Music vet and New Times scribe Lee Zimmerman offers his insights, opinions, and observations about the local scene. This week: South Florida veteran musicians provide a welcome return.
For all my grousing about the lack of original music here in South Florida, I do have to admit that, over time, there have been some exceptional artists to emerge from our environs.
While national attention has eluded many of the more deserving, that in no way diminishes their efforts. It has prompted some of them to relocate in hopes of finding their fortune elsewhere. So while our loss is some other locale's gain, we can still point to them with pride and refer to them as exceptional alumni.Tim and Adam
Finally, there's Tim & Adam's eponymous debut, a slightly psychedelic offering whose chirpy vocals and swirling set-ups bring to mind the Cocteau Twins, Tegan and Sara, This Mortal Coil, and others of that ilk. Both Tim and Adam are veterans of previous South Florida combos, Tim being a member of the Postmarks, and Adam a graduate of I Am Stereo. Oddly enough, their initial outing as a duo doesn't resemble the sound of either of their former acts in that it leans toward more celestial realms. Still, it does boast a strong set of contenders, among them the frenetic "Forest for the Trees" and the catchy "Candy Store." Discover more at timandadam.com.
A tireless and talented troubadour, Jim Camacho first made his mark in the Goods, a band that was widely acknowledged as one of the most impressive outfits to ever emerge from South Florida, circa the late '80s and early '90s.
The band's national exposure was short-lived, but Jim continues to exercise his abilities, splitting his time between Miami and New York City. The release of a new five-song EP Everywhere marks his first collection of all new songs since his critically acclaimed album Beachfront Defeat in 2009. He worked with a talented group of musicians on it, including co-producer, engineer, Forward Motion label chief and multi-instrumentalist Fernando Perdomo (more about him later) and longtime drummer Jordan Welch.

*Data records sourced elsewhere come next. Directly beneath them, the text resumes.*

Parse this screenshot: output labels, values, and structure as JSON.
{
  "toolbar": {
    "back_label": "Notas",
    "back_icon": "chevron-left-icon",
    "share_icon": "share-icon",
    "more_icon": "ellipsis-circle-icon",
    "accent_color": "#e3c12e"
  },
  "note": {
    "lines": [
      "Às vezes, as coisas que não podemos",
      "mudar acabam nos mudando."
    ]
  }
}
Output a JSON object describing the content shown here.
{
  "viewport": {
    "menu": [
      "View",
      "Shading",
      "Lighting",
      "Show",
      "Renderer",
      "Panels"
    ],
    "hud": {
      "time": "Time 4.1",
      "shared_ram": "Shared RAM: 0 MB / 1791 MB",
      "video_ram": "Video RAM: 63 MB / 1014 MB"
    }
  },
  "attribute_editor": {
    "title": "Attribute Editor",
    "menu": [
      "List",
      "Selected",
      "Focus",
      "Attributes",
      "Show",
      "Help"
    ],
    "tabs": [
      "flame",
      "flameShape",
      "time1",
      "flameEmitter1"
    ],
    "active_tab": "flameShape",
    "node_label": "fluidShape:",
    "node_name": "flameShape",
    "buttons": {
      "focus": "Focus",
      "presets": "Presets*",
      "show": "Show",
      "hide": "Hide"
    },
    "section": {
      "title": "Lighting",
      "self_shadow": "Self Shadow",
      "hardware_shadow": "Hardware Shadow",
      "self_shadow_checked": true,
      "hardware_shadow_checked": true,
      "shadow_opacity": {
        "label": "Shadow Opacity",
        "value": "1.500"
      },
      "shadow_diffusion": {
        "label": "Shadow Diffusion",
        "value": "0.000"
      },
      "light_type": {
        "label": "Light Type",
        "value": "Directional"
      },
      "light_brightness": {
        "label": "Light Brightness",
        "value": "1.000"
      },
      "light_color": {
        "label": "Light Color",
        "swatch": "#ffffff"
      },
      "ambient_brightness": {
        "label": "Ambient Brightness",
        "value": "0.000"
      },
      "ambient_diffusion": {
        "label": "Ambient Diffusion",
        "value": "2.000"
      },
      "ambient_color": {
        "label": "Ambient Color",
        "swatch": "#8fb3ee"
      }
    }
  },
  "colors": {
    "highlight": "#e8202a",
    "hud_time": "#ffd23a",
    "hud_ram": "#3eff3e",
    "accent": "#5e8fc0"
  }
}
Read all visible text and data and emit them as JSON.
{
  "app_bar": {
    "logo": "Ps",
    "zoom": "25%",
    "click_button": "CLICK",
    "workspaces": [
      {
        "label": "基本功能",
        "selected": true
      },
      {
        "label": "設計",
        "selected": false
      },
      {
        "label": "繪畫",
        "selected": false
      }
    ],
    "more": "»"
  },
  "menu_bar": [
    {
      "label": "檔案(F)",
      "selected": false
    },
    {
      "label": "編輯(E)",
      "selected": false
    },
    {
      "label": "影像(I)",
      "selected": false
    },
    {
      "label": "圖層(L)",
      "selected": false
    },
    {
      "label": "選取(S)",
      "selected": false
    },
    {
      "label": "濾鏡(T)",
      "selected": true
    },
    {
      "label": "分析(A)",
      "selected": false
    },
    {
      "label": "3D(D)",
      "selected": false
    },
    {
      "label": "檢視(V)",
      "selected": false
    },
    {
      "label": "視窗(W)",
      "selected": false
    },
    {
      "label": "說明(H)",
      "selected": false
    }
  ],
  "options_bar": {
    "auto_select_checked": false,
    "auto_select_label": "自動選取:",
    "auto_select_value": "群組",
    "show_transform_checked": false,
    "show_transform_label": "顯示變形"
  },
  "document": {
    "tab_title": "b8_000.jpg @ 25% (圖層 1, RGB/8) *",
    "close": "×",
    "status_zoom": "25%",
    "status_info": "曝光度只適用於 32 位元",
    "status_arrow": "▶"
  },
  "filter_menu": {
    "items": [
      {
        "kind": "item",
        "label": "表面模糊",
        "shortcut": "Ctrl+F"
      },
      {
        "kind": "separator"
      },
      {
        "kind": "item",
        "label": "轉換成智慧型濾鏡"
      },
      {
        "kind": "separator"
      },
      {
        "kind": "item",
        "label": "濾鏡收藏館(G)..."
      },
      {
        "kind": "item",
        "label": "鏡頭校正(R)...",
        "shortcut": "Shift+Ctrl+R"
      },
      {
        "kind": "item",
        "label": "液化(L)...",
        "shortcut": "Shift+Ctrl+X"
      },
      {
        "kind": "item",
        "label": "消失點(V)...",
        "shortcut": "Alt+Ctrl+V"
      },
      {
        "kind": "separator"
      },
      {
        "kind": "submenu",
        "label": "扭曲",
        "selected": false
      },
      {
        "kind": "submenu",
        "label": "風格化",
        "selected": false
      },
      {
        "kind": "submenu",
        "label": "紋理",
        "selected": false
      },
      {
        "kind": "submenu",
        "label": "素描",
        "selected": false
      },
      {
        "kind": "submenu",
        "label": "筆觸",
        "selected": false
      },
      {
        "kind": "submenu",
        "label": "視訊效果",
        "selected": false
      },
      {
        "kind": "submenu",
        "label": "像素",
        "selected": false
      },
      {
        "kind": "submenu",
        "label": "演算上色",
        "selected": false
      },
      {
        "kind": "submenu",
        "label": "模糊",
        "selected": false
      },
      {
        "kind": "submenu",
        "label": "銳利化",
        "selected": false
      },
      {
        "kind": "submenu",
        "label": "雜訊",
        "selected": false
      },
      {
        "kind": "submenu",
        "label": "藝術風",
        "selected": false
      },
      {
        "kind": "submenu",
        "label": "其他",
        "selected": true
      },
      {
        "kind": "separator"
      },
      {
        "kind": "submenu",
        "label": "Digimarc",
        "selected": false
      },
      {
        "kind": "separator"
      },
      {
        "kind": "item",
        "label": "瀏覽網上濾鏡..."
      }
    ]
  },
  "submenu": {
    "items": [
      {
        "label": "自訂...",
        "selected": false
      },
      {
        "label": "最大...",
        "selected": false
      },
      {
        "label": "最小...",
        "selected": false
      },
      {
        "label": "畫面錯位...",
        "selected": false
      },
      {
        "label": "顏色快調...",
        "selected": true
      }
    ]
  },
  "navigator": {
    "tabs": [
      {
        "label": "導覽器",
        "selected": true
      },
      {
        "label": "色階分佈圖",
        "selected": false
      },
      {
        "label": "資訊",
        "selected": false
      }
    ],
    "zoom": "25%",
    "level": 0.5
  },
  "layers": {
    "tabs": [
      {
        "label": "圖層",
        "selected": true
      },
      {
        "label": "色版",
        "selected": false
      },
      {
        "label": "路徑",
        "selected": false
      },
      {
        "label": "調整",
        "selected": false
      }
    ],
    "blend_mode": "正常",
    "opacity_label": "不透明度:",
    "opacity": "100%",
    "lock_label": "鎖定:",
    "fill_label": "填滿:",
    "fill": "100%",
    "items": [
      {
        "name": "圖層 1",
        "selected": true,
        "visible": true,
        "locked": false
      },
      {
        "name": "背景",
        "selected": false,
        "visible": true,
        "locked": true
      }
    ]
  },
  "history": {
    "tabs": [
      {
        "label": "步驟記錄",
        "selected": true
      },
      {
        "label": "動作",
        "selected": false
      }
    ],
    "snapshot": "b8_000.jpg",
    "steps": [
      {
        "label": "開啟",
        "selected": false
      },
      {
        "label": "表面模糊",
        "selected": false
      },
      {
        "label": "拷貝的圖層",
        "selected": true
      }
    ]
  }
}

Highlighted by its irrepressible opening track, "Big Little World," Everywhere provides yet another example of Camacho's extraordinary talents, skills he's honed in his recordings and concerts, as well as in his active involvement in theater, film, and television. The recipient of numerous awards -- including New Times kudos for Best Songwriter and Best Acoustic Performer, as well as recognition for best album of 2009 -- Camacho recently held a CD release party at the Van Dyke on Lincoln Road on Miami Beach which brought out several luminaries from the local scene, including the aforementioned Mr. Perdomo, the irrepressible Chris Alvy, and Rich Ulloa, long regarded as the patron saint of the local music scene.
Keep up with Camacho's array of activities at jimcamacho.com.
Like Mr. Camacho, Arlan Feiles was another of those venerable South Florida stalwarts who got his start under the auspices of an exceptional outfit, in his case, the band Natural Causes. Like the Goods, they were proteges of the late, legendary producer Tom Dowd, a man who spent a great deal of his career at Miami's own Criteria Studios.
However, after Arlan went solo, his output has been somewhat sparse. Now living in New Jersey, he's rebounded in recent years with two albums that show he's actually upped the ante in terms of his songwriting skills. The excellent Weeds Kill the Wild Flowers, released two years ago under the banner of Arlan Feiles and the Broken Hearted, shows him in a classic singer/songwriter mode, traveling terrain that falls midway between Elton John's piano balladry and the rugged everyman stance of heartland troubadours like Seger and Springsteen. That album followed the equally impressive Come Sunday Morning, a collection of stripped down songs that brings to mind the dusty designs of Woody Guthrie and early Bob Dylan.
Both efforts are exceptional and well worth investigating, and each proves he's long overdue for a place in the national spotlight. Hey Arlan, come on back and visit the homestead once in awhile. We miss you! Until he does, you can visit him at arlanfeiles.com.
Getting back to Mr. Perdomo. Although he's relocated to Los Angeles and seems to be making some real inroads into the industry out there, it's fair to say he's still one of our own, given that his roots remain in South Florida. Equally important, his Forward Motion record label continues as active as ever, with a steady stream of new releases by up and coming artists. The label's latest offering comes from singer/songwriter Melissa Thatcher, whose new Forward Motion release The Streets of Silverlake sounds like Kate Bush-meets-Judy Collins. A sumptuous pianist, she frames her bare-bones melodies as sprawling entreaties -- stark, sumptuous and resonating with emotion. The six song EP spotlights vibrant, operatic vocals that enhance the drama and stir the sentiment.
Check her out at forwardmotion.com.
We Believe Local Journalism is Critical to the Life of a City
Engaging with our readers is essential to New Times Broward-Palm Beach's mission. Make a financial contribution or sign up for a newsletter, and help us keep telling South Florida's stories with no paywalls.